(Page and application data records)
*** Begin section ***
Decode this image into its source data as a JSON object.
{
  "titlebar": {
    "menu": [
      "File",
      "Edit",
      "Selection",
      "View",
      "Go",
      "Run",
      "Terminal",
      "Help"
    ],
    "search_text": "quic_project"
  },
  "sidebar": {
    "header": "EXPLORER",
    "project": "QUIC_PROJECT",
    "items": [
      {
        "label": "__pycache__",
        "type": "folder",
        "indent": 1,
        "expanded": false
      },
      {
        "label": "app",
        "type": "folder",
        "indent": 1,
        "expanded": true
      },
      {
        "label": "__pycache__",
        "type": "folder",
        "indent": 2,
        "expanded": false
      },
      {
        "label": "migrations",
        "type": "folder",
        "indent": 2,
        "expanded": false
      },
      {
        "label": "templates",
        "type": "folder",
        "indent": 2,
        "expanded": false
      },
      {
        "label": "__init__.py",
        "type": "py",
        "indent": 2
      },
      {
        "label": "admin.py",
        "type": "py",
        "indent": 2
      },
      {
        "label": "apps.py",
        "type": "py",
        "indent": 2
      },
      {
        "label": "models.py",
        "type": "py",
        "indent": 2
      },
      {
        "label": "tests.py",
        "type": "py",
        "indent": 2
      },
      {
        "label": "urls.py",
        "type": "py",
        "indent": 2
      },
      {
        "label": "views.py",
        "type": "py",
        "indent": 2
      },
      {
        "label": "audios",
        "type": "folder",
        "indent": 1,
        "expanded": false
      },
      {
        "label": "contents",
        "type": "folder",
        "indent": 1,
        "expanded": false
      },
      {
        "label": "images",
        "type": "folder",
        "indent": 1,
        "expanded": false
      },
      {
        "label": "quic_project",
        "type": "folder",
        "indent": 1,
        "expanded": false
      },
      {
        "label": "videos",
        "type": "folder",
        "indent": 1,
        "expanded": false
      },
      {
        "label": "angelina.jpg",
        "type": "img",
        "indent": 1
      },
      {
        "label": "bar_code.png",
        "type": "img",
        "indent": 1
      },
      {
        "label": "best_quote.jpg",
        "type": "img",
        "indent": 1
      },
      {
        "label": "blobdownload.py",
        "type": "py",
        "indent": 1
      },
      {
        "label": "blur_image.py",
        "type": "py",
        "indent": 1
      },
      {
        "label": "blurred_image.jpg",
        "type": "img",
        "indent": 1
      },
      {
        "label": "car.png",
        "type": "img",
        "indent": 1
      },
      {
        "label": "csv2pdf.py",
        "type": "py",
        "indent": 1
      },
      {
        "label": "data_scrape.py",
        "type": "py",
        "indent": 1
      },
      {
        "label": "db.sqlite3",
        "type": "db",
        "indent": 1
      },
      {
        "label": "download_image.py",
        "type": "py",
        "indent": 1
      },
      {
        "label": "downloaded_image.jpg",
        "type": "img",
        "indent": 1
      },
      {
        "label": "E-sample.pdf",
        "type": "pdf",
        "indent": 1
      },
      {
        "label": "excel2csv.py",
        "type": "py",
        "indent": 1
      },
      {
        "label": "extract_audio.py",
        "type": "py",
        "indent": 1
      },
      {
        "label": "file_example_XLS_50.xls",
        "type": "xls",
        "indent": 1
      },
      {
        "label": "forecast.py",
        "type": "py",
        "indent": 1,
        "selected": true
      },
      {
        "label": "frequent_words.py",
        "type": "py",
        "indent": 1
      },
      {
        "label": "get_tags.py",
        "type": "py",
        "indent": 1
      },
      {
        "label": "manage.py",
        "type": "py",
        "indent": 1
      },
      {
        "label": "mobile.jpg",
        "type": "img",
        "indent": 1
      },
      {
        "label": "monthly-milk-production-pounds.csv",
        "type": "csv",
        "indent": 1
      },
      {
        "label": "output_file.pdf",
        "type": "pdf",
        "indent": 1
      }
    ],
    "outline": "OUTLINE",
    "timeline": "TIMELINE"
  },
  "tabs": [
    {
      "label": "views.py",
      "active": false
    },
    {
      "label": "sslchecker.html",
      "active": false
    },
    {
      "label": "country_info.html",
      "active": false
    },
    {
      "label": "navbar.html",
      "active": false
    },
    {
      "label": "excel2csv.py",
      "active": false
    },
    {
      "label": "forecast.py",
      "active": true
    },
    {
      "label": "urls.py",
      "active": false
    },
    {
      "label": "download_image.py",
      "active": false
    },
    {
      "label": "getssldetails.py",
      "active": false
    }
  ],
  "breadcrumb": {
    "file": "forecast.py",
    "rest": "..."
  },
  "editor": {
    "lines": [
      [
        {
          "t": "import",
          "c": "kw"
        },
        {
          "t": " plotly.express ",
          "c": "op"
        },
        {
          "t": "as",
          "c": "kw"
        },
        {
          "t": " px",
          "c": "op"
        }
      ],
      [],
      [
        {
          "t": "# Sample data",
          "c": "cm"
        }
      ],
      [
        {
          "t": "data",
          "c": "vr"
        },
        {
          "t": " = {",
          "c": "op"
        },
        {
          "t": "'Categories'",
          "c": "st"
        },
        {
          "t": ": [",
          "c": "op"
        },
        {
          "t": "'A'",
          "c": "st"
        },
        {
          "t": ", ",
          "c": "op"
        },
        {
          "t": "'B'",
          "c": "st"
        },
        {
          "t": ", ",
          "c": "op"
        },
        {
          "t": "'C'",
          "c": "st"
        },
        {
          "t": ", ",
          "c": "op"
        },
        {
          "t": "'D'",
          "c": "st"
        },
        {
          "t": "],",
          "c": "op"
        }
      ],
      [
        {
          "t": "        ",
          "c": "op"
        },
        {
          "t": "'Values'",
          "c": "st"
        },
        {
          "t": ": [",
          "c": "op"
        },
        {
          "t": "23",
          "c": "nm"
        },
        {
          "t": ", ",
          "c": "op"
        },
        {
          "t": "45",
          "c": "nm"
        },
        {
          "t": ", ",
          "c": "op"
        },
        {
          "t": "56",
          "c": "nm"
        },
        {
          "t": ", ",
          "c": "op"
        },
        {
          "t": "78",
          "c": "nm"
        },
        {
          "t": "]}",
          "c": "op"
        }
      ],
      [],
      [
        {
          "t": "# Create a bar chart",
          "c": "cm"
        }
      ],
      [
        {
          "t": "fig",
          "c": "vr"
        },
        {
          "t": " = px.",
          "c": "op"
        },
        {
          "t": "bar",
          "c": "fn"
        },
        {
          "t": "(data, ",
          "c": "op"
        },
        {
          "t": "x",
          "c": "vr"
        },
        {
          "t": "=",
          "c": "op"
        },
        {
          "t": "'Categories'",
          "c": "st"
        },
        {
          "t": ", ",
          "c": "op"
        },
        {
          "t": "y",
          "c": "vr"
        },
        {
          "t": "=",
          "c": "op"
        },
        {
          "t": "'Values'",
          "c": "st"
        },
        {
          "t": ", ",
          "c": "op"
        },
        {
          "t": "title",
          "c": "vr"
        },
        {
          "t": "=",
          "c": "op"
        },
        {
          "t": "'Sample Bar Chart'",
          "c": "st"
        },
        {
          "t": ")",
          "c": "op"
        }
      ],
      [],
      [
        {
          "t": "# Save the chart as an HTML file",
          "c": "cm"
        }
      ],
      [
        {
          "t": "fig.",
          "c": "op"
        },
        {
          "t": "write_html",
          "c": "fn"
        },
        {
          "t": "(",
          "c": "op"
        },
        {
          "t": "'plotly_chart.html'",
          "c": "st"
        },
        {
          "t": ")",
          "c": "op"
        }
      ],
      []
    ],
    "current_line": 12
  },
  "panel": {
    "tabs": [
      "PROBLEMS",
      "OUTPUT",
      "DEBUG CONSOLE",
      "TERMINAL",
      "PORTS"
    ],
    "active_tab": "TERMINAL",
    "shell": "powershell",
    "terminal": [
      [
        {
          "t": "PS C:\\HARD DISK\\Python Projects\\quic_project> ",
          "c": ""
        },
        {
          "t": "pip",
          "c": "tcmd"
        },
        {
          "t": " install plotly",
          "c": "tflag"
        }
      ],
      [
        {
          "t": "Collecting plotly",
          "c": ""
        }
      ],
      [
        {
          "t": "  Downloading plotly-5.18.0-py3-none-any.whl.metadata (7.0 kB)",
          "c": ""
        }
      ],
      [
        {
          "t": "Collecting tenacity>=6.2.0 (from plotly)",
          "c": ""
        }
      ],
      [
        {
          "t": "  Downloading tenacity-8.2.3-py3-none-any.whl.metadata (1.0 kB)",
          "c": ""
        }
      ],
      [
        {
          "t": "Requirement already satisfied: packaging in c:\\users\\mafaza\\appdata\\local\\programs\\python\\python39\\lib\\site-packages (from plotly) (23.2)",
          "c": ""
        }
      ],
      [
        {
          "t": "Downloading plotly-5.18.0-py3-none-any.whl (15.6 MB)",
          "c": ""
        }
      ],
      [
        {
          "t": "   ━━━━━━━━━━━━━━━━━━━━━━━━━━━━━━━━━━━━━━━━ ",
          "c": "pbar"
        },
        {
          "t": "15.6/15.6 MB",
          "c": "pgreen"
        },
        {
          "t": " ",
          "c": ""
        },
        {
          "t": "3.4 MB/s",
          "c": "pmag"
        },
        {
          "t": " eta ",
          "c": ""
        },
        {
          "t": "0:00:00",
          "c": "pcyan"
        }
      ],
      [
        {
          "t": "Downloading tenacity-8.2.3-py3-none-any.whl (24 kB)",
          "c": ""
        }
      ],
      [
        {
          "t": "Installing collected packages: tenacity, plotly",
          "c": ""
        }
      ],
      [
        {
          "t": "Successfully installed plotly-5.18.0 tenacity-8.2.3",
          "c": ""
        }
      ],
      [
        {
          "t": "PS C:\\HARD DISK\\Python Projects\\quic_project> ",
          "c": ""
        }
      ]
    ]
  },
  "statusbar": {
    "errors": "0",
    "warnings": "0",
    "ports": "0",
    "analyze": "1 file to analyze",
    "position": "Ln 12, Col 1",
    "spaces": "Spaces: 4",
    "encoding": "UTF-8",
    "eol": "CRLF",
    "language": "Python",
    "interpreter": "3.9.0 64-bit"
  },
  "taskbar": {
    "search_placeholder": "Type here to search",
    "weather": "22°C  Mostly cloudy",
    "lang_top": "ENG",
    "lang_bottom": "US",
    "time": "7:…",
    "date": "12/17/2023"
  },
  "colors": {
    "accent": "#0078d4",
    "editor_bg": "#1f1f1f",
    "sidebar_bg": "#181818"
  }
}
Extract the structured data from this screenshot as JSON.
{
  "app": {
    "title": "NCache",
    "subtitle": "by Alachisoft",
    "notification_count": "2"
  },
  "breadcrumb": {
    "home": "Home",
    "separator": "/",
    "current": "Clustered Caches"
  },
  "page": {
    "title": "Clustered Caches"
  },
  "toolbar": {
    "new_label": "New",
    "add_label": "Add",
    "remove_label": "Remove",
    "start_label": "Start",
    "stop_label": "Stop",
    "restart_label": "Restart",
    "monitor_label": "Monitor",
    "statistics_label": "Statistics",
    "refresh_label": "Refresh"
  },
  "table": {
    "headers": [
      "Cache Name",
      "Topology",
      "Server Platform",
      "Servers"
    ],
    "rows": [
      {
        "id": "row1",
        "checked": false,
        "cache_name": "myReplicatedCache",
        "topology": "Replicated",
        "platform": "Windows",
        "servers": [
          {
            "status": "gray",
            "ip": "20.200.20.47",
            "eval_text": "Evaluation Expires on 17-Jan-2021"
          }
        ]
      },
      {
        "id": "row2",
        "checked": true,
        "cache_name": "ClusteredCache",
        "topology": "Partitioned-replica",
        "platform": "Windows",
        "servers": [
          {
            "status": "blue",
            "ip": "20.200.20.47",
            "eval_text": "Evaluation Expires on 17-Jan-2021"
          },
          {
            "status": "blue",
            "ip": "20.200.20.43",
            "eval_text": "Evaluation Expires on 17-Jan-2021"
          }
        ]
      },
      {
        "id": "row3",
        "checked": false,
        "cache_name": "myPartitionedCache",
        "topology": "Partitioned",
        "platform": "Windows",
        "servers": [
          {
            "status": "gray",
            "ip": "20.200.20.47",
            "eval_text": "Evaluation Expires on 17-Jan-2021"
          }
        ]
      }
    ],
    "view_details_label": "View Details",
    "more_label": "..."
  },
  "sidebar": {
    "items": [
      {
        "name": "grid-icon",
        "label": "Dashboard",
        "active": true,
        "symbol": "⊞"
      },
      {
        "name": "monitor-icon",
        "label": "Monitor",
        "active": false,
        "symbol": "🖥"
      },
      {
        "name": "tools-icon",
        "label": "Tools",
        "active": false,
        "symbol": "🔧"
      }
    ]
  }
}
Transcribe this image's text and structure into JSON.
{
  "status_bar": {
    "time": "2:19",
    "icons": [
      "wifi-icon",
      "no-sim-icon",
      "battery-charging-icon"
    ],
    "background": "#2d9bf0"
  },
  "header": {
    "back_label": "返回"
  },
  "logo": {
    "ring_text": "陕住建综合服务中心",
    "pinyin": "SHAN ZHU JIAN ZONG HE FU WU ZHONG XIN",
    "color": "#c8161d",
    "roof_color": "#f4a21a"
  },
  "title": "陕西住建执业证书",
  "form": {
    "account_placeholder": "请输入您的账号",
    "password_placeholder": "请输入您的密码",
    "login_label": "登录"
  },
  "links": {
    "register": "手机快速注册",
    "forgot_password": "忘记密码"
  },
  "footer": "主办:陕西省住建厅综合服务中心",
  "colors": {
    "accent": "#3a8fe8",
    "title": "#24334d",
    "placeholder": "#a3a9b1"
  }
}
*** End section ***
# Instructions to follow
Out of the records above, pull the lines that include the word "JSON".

# Solution to the exercise
Decode this image into its source data as a JSON object.
Extract the structured data from this screenshot as JSON.
Transcribe this image's text and structure into JSON.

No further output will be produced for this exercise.